Across the country, several banks have installed the main features of Seafirst's centers, including the interactive video and the touch-screen terminals. For example, Pennsylvania-based PNC Bank Corp. has opened a video conferencing office in the Pittsburgh airport.
But the president of the North Carolina company that sells the video system says no other bank has put it all together the way Seafirst has.
"They have taken three concepts - cash transactions, product sales and information services - and are using the proper technologies in unison," said Richard J. D'Agostino, chief of Personal Financial Assistant Inc. "Most banks don't take the time to do the real classy act that Seafirst does."
Seafirst calls the interactive video unit supplied by Mr. D'Agostino's company "Banker-On-Call."
A customer enters a private booth and telephones a sales specialist in one of five product areas: loans, investment products, retirement accounts, credit cards, and checking and savings accounts.
A presentation is displayed on a screen controlled by the salesperson. Documents are printed and signed using a laser printer and scanner.
Seafirst customized the system by improving the resolution of the video monitor. It also enlarged the booth and screen so more than one person can talk with the salesperson at a time.
Those who don't want to hear a sales pitch can get details on product features, rates, and fees from a touch-screen window manufactured by NCR Corp.
Taking Pains to Explain
For at least the next six months, Seafirst is stationing staff members at each center to explain the system to customers. But eventually they will be removed, making the centers true self-service facilities.
After opening the first locations. Seafirst decided that customers needed more help. The bank clarified the signs at the centers and installed endless tape loops that explain the features.
Not surprisingly, Seafirst's rivals claim they are not impressed.
"There's more sizzle than substance," said U.S. Bancorp senior vice president Richard W. Comandich, who heads alternative retail systems for the Oregon-based bank company. "It's not certain the extent to which consumers will use these centers."
Deanna Oppenheimer, marketing chief of Seattle-based Washington Mutual Savings Bank, said the thrift's research showed only a limited market for self-service electronic banking, though she conceded demand could grow in the future.
"Seafirst could fall into the trap of being too far ahead of the market." she warned.
Competitors also suggest that Seafirst's concentration on hightech electronic systems may leave an opening for institutions that provide direct human interaction with a high level of personal service.
"From a competitive perspective, we can promote a [personal] relationship alternative," Ms. Oppenheimer said.
Seafirst's competitors agree that banks can't afford to ignore interactive technology. But they argue that in the long run most consumers will prefer to use such methods at home on their computers or televisions.
Seafirst officials respond that they have done extensive market research and carefully weighed the pros and cons of self-service banking at remote locations.

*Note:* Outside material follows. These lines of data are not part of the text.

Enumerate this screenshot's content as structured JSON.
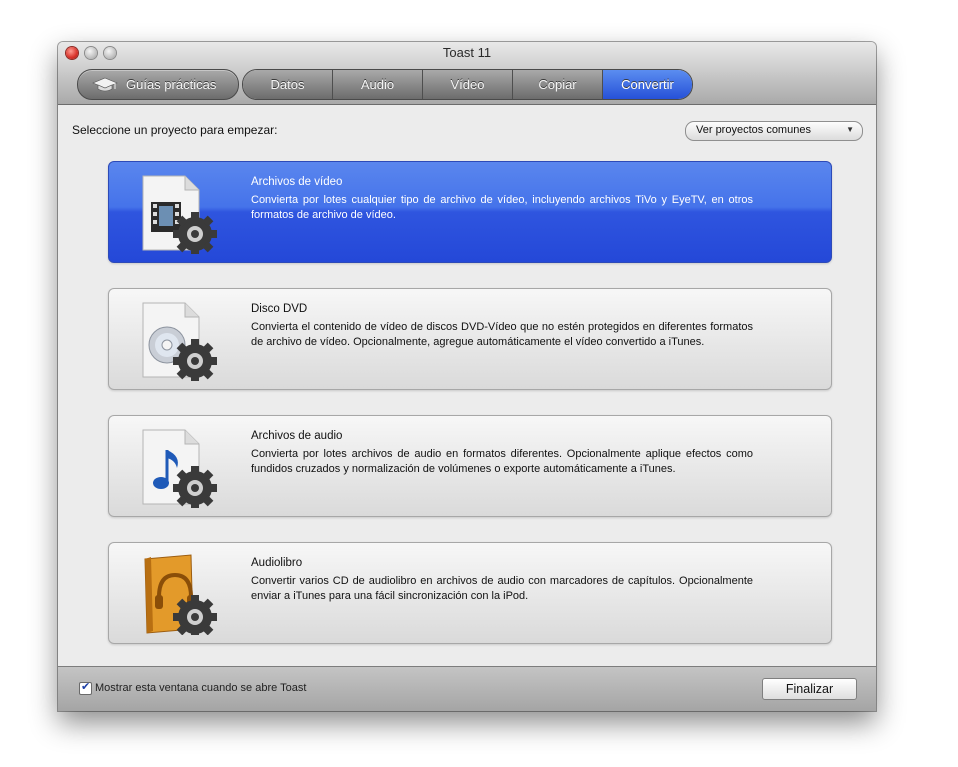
{
  "window": {
    "title": "Toast 11"
  },
  "toolbar": {
    "guide_label": "Guías prácticas",
    "tabs": [
      {
        "label": "Datos",
        "active": false
      },
      {
        "label": "Audio",
        "active": false
      },
      {
        "label": "Vídeo",
        "active": false
      },
      {
        "label": "Copiar",
        "active": false
      },
      {
        "label": "Convertir",
        "active": true
      }
    ]
  },
  "main": {
    "prompt": "Seleccione un proyecto para empezar:",
    "dropdown_value": "Ver proyectos comunes",
    "projects": [
      {
        "title": "Archivos de vídeo",
        "description": "Convierta por lotes cualquier tipo de archivo de vídeo, incluyendo archivos TiVo y EyeTV, en otros formatos de archivo de vídeo.",
        "icon": "video-file-icon",
        "selected": true
      },
      {
        "title": "Disco DVD",
        "description": "Convierta el contenido de vídeo de discos DVD-Vídeo que no estén protegidos en diferentes formatos de archivo de vídeo. Opcionalmente, agregue automáticamente el vídeo convertido a iTunes.",
        "icon": "dvd-disc-icon",
        "selected": false
      },
      {
        "title": "Archivos de audio",
        "description": "Convierta por lotes archivos de audio en formatos diferentes. Opcionalmente aplique efectos como fundidos cruzados y normalización de volúmenes o exporte automáticamente a iTunes.",
        "icon": "audio-file-icon",
        "selected": false
      },
      {
        "title": "Audiolibro",
        "description": "Convertir varios CD de audiolibro en archivos de audio con marcadores de capítulos. Opcionalmente enviar a iTunes para una fácil sincronización con la iPod.",
        "icon": "audiobook-icon",
        "selected": false
      }
    ]
  },
  "footer": {
    "checkbox_label": "Mostrar esta ventana cuando se abre Toast",
    "checkbox_checked": true,
    "finish_label": "Finalizar"
  },
  "colors": {
    "accent": "#2f55df",
    "selected_card_top": "#5a86ee"
  }
}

"Look at brick and mortar, and the average age of people using that system," Mr. Rindlaub argued. "It's younger people who are using ATMs and telephones."
"Over time, we will have fewer people using traditional delivery systems and more people using alternatives."
In the Mood to Buy
Seafirst chose mall locations because they provide opportunities to reach large numbers of people who are in a buying mood, including current bank customers and noncustomers.
What's more, Seafirst stresses that the self-service centers are alternatives to, not substitutes for the branches.
"It would only be negative if you forced customers to use the centers," Ms. Munro said. "But we have such a good traditional branch system."
Still, it is a big leap from ATMs and telephones to interactive video technology. The older electronic systems specialize in transactions, but the new system is designed to peddle products.
"That's the question," Ms. Munro admitted. "Can we sell in an environment that is not a traditional branch?"